Finally, according to a story in the Daily Free Press, the Revs seem to be weathering the economic slowdown quite well.  The paper interviewed Liz Summers, the Revs’ director of communication:

“[Soccer] have not been affected as you may have seen others,” she said. “It’s an entirely different season ticket pack, discounted regardless of the economy. We’re a different entity because our value point, our price point, is at a much different level.”

Individual ticket prices range from about 15 to 20 dollars Summers said, and the Revolution also offers free parking, which helps keep them “a little bit of a different entity.”

“Season ticket sales are on par, if not ahead,” she said. “In ticket sales we’re doing very well. Soccer is still growing. There’s a line of cities trying to get into the door to get teams.”

Summers also said the Revolution has long-term deals for advertising and are increasing their advertising to online, adjusting to where the marketing deals are. That specific move has nothing to do with the economic issues, she said.revs

MLS to Miami? Does South Florida deserve a second chance?

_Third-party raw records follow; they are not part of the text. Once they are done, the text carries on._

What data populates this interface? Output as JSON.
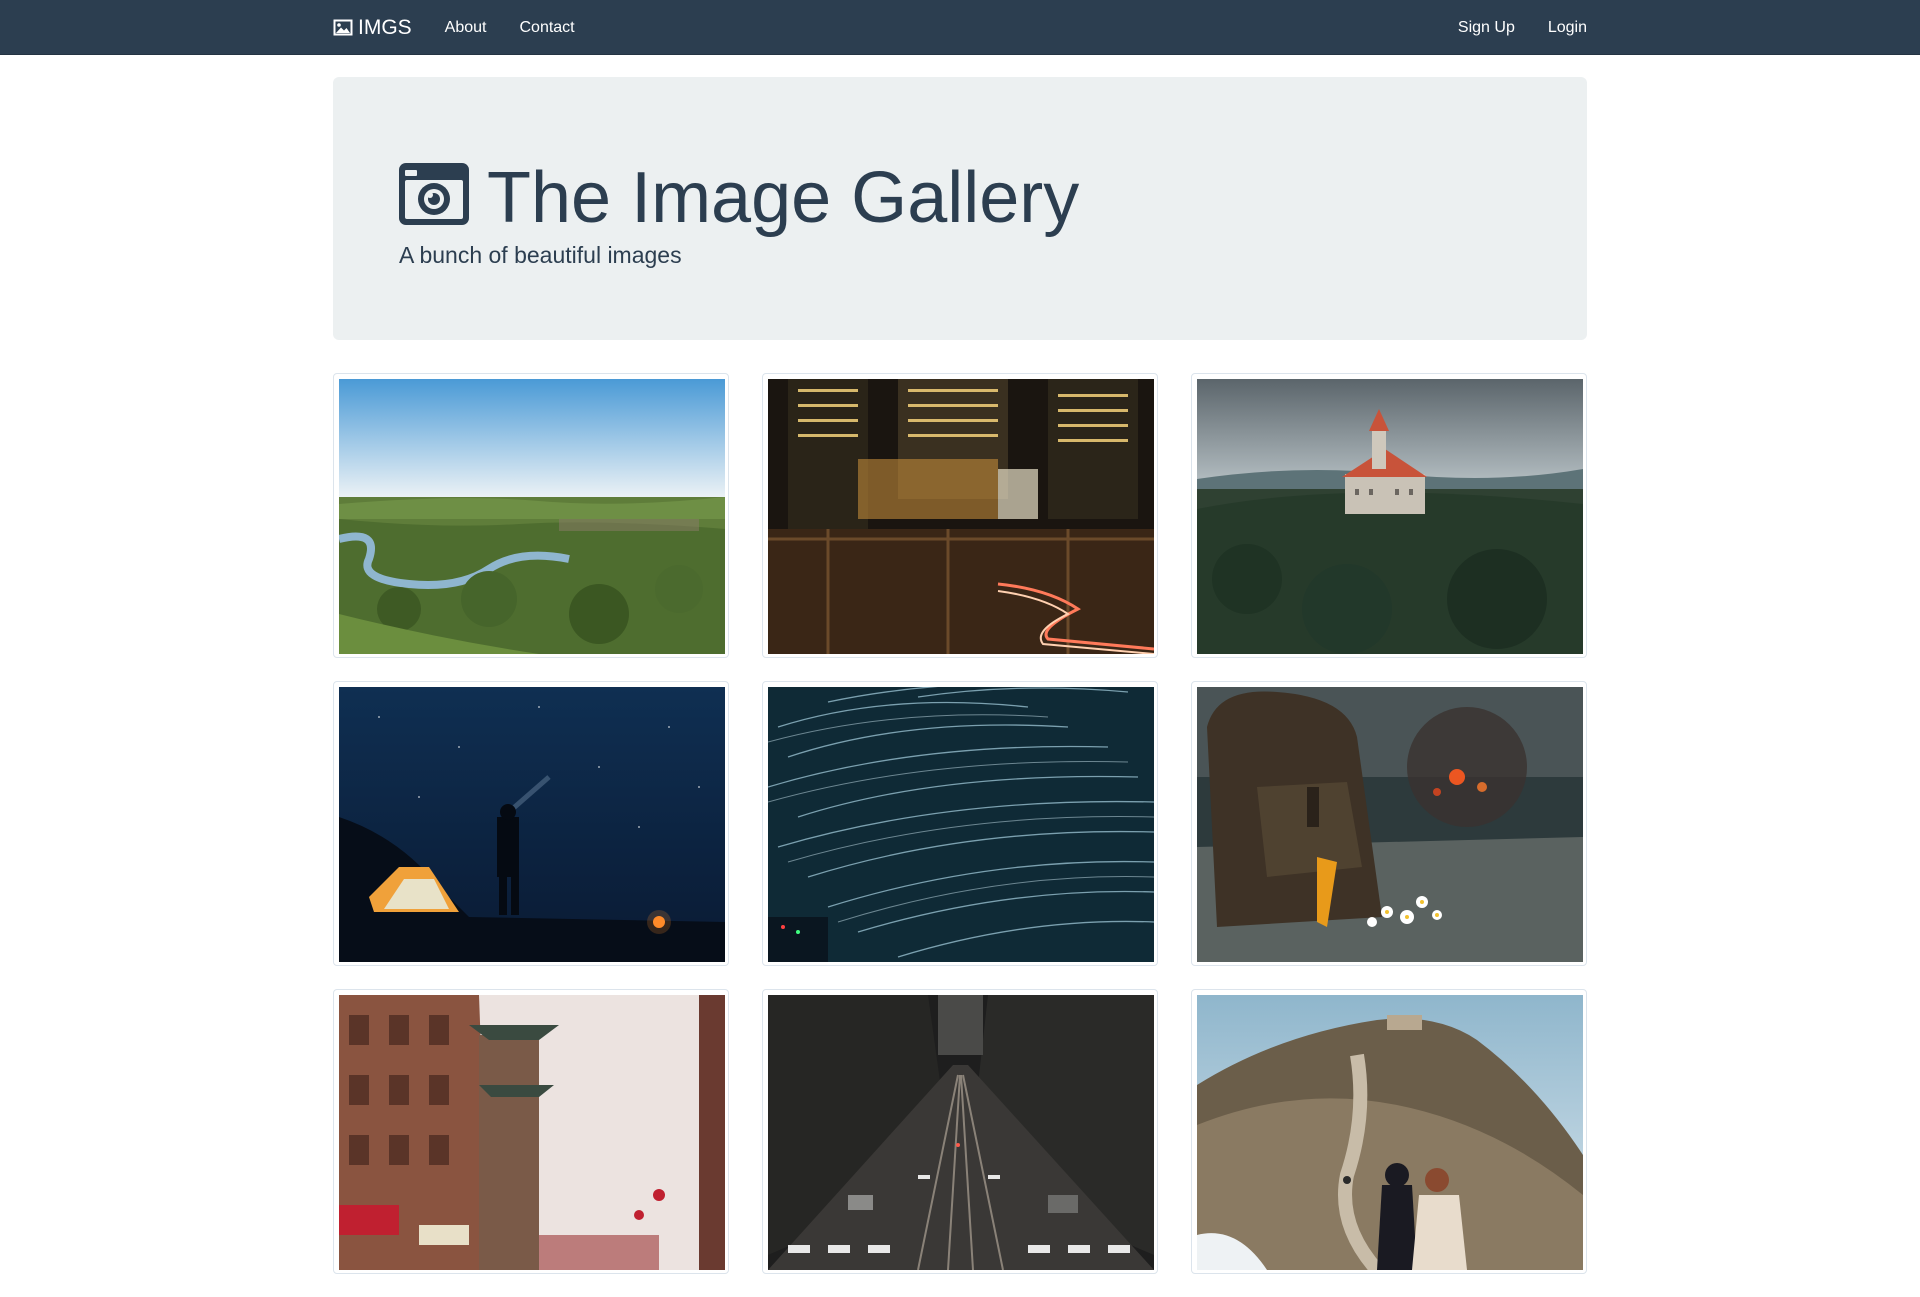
{
  "navbar": {
    "brand": "IMGS",
    "links_left": [
      "About",
      "Contact"
    ],
    "links_right": [
      "Sign Up",
      "Login"
    ],
    "background": "#2c3e50"
  },
  "jumbotron": {
    "title": "The Image Gallery",
    "subtitle": "A bunch of beautiful images",
    "icon": "camera-icon",
    "background": "#ecf0f1"
  },
  "gallery": {
    "images": [
      {
        "name": "river-landscape-image"
      },
      {
        "name": "city-night-railway-image"
      },
      {
        "name": "castle-on-hill-image"
      },
      {
        "name": "night-camping-image"
      },
      {
        "name": "star-trails-image"
      },
      {
        "name": "backpack-campfire-image"
      },
      {
        "name": "chinatown-street-image"
      },
      {
        "name": "steep-city-street-image"
      },
      {
        "name": "coastal-path-hikers-image"
      }
    ]
  }
}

When MLS officials announced the next round of expansion, St. Louis, Montreal and even Portland were among the favorites to land the new franchises.  Passed over in the prior round of expansion, St. Louis, lead by Attorney Jeffrey Cooper, landed a stadium deal and big name investors like Albert Pujols.  Nevertheless, MLS has long had concern about Cooper’s financial stability.

When Montreal  and Atlanta dropped out of the race (leaving Portland, Ottawa and Vancouver among the possibilities) the Gateway City seemed almost guaranteed a spot for 2011.  Then a dark horse entered the race in the form world famous F.C. Barcelona.


The Spanish powerhouse combined with Marcelo Claure and Florida International University to     submit a bid to bring MLS back to South Florida.  As MLS fans well know, the Miami Fusion entered the League as an expansion team in 1998 and were contracted just four years later.  That background, combined with South Florida’s rather weak history of supporting its teams (Florida Marlins anyone?), has lead many to scoff at any move back to the Miami area.  Add in the lack of a Soccer Specific Stadium (the team would share with the FIU Football team) and the Miami bid seems like a sure loser.

However, the leadership of MLS seems to disagree.  Apparently wowed by the glam of FC Barcelona and the billions in Claure’s pockets, the league seems eager to embrace South Florida.  Commissioner Don Garber just announced that if the Miami bid is accepted, the team would start play in 2010, a year ahead of schedule and at the same time as Philadelphia.

Count me among the unconvinced.  The “beloved” Miami Dolphins strugle to sell out their games, the Panthers are barely a blip on the Miami scene and Marlins are an annual embarassment.  Why would MLS be any different? The idea of 9,000 fans snoozing through Sunday afternoon game in 110 degree Miami August heat, is a nightmare scenario for supporters of the Leage.   MLS may love the idea of Barca dumping money into its coffers, but like Chivas before them, I see little chance of a big time soccer power adjusting to life in Major League Soccer.  League rules will not permit “Barca USA” to serve as a farm team of the parent club or as a way station for up and coming talents.  MLS should have no interest in serving as a marketing opportunity for the Spanish Giants.  As much as Barca might love the idea of selling jerseys in North America, I think the League would be far better served  taking $40 million from St. Louis and and Portland in 2011.